Finally, early operating systems did not provide memory protection for individual processes or the operating system kernel, thus allowing application “bugs” to result in damage to the parts of the operating system and applications loaded into memory.
The poor reliability of early operating systems is (in part) due to the lack of support for these features.
The monolithic design is older and uses a single binary image to provide the resource management and hardware interface functions of the core layer. Some examples of the monolithic design are Linux and Solaris.
A micro-kernel design uses a very small task management component and a suite of modules for all other resource management functions. Windows NT, Windows 2000, Windows XP and Mac OS X are examples of micro-kernel designs.
From the perspective of a system administrator, a BSD derived UNIX has several noteworthy differences from its System V cousins.
The option flags and output format for several programs, are different from their System V counterparts.
BSD UNIXes use a small collection of run control files (e.g. /etc/rc, /etc/rc.local) which each start multiple service daemons.
The BSD UNIX device naming convention for disk and tape drives usually uses a flat directory scheme with a letter, number, letter pattern (e.g. /dev/rz0a) to specify the device driver, device number and partition or density.
Basic terminology and history gives the system administrator the background to take on the tasks she faces.
Understanding some basic terminology aids in the choice of software, operating systems and hardware and forms a common language for broad descriptions of these items and their relation to each other.

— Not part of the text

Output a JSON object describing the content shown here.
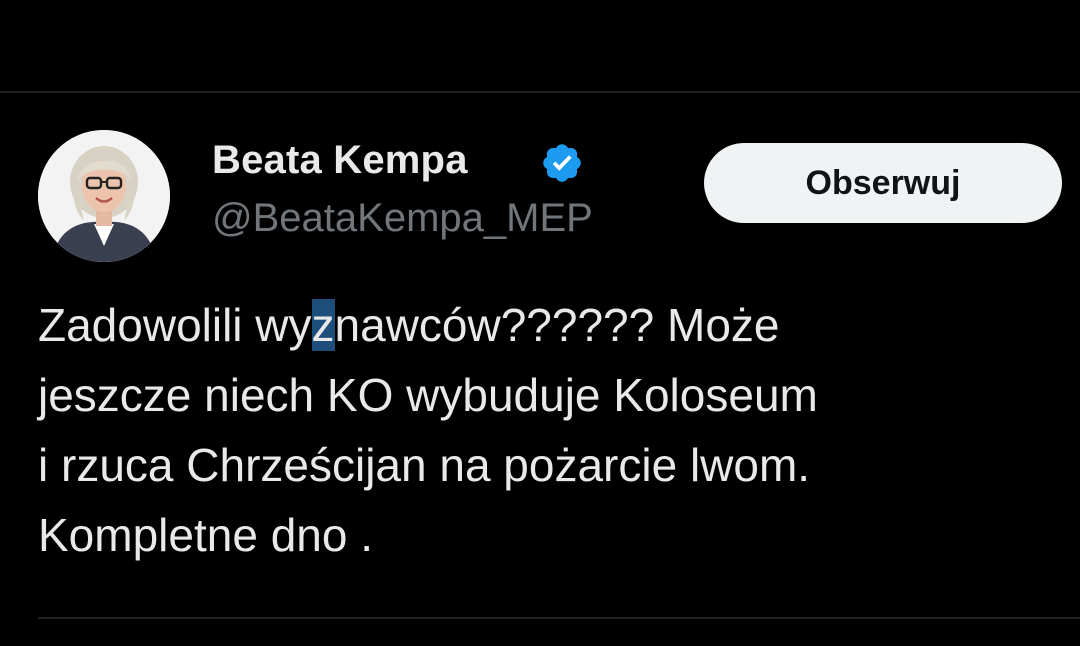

The history of the development of UNIX, Windows and Mac OS provides insights into the organization, tools and problems one faces on a particular type of system. An understanding and knowledge of this history allows a system administrator to more rapidly come up to speed when faced with a new system.